━━ PROVIDED RECORDS ━━

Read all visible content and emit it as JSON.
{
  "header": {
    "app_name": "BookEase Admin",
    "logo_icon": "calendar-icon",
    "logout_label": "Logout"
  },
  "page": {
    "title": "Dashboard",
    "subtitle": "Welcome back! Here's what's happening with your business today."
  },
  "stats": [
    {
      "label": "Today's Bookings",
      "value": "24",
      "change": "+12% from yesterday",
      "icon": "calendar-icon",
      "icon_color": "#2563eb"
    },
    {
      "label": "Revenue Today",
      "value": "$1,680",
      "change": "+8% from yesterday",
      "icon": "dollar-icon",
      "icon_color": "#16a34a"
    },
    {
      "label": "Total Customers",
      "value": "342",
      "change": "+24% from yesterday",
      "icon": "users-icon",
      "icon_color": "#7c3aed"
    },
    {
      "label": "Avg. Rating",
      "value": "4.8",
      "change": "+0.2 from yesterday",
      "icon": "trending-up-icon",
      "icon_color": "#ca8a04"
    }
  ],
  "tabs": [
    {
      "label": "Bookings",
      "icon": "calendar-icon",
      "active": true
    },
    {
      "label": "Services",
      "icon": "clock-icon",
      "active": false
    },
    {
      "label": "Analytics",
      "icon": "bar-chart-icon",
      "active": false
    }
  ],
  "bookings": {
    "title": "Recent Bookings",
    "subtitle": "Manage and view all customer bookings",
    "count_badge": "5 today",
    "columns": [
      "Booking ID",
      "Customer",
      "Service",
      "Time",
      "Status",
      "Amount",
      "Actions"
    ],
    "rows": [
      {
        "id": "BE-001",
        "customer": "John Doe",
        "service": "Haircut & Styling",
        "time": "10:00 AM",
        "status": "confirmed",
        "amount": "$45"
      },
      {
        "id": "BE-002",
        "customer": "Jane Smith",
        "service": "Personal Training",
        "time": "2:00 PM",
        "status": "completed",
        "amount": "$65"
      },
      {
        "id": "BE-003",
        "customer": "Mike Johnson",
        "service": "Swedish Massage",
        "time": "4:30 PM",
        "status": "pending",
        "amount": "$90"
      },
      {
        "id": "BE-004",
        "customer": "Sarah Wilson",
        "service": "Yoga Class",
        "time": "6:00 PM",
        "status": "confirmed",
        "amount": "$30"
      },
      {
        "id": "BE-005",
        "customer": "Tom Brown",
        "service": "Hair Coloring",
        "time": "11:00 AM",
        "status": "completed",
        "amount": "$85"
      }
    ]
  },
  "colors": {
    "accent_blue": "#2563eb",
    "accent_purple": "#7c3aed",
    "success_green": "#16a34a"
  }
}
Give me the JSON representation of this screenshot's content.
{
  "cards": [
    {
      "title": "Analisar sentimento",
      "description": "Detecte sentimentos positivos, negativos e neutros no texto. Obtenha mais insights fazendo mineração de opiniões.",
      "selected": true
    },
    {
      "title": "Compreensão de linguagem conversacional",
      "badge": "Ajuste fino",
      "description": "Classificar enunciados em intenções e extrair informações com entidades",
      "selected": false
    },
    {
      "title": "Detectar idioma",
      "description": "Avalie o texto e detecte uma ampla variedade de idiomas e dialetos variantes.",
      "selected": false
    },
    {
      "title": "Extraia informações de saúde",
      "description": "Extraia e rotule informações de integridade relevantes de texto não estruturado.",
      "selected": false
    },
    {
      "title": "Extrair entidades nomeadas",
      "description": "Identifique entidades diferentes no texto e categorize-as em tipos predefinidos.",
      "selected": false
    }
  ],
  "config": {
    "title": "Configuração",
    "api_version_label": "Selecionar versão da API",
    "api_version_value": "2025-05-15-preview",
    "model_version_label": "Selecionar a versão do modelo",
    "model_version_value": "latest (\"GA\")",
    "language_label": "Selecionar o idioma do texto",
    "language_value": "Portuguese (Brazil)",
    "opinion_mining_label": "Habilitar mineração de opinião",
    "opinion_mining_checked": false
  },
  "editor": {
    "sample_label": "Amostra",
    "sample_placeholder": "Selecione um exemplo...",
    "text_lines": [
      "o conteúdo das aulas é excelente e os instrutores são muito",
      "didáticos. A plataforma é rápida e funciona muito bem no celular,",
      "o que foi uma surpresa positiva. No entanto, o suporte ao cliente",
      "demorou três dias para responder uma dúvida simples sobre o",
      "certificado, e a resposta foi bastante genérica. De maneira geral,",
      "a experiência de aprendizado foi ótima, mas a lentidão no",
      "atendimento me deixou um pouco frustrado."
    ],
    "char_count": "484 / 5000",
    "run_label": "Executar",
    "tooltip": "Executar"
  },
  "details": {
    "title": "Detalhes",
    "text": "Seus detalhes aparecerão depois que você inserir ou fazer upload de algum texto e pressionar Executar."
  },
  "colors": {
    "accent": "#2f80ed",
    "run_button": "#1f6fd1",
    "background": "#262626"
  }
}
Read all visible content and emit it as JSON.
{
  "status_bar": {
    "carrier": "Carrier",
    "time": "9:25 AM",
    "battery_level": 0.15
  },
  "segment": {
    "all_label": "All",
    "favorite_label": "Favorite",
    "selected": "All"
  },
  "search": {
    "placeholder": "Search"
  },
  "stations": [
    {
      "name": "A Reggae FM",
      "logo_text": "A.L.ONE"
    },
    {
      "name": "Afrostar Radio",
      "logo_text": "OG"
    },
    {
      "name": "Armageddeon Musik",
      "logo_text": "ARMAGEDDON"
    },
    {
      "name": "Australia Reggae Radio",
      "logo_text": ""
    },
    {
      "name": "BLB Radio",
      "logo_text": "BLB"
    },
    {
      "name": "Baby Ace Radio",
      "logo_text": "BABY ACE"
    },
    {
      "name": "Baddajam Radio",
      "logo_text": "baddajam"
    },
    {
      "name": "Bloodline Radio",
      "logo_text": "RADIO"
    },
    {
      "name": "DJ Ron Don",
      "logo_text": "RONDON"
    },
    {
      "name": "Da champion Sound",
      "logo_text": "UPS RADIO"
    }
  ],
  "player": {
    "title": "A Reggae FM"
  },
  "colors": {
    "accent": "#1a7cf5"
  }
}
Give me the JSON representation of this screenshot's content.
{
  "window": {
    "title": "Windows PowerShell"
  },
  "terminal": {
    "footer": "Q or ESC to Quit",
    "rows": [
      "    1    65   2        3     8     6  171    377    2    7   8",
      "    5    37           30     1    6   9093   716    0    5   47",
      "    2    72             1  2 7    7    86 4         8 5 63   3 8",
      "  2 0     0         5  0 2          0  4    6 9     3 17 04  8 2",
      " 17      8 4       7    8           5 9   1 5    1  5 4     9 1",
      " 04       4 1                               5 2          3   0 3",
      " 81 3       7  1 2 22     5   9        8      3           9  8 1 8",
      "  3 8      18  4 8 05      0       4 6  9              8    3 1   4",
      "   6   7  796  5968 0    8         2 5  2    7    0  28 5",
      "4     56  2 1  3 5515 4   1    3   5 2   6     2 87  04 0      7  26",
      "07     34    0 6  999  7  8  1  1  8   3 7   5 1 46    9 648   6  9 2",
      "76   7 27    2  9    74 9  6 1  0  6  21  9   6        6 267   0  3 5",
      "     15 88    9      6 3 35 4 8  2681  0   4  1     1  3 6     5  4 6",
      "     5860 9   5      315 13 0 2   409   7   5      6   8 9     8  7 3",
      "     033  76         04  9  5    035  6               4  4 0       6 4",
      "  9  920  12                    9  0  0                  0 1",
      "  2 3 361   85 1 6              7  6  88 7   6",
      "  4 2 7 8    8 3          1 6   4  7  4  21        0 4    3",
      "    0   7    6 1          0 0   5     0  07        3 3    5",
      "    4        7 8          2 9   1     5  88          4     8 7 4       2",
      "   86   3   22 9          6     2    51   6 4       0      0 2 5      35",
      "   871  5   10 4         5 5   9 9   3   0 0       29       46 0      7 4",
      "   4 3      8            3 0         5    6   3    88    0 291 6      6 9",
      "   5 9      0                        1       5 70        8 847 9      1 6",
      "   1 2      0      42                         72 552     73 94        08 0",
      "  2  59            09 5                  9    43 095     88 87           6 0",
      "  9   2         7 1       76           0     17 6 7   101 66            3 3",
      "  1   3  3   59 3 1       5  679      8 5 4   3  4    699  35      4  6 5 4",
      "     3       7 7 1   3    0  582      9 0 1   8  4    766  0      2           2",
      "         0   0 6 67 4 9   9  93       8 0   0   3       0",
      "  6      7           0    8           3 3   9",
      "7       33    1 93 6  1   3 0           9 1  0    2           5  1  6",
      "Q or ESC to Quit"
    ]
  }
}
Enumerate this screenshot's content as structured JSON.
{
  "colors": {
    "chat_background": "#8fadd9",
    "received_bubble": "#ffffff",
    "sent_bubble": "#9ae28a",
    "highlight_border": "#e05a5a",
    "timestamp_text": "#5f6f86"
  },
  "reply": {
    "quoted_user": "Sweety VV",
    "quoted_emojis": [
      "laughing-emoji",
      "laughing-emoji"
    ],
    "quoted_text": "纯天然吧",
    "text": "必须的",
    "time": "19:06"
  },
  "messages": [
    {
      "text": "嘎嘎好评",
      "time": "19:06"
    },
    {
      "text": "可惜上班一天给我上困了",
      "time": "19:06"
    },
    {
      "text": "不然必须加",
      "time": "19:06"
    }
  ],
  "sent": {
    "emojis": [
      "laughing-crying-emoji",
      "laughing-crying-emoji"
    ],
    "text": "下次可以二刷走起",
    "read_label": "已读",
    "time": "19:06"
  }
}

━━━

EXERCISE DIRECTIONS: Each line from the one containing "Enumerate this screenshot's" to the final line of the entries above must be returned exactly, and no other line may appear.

ANSWER TO THE PROBLEM:
Enumerate this screenshot's content as structured JSON.
{
  "colors": {
    "chat_background": "#8fadd9",
    "received_bubble": "#ffffff",
    "sent_bubble": "#9ae28a",
    "highlight_border": "#e05a5a",
    "timestamp_text": "#5f6f86"
  },
  "reply": {
    "quoted_user": "Sweety VV",
    "quoted_emojis": [
      "laughing-emoji",
      "laughing-emoji"
    ],
    "quoted_text": "纯天然吧",
    "text": "必须的",
    "time": "19:06"
  },
  "messages": [
    {
      "text": "嘎嘎好评",
      "time": "19:06"
    },
    {
      "text": "可惜上班一天给我上困了",
      "time": "19:06"
    },
    {
      "text": "不然必须加",
      "time": "19:06"
    }
  ],
  "sent": {
    "emojis": [
      "laughing-crying-emoji",
      "laughing-crying-emoji"
    ],
    "text": "下次可以二刷走起",
    "read_label": "已读",
    "time": "19:06"
  }
}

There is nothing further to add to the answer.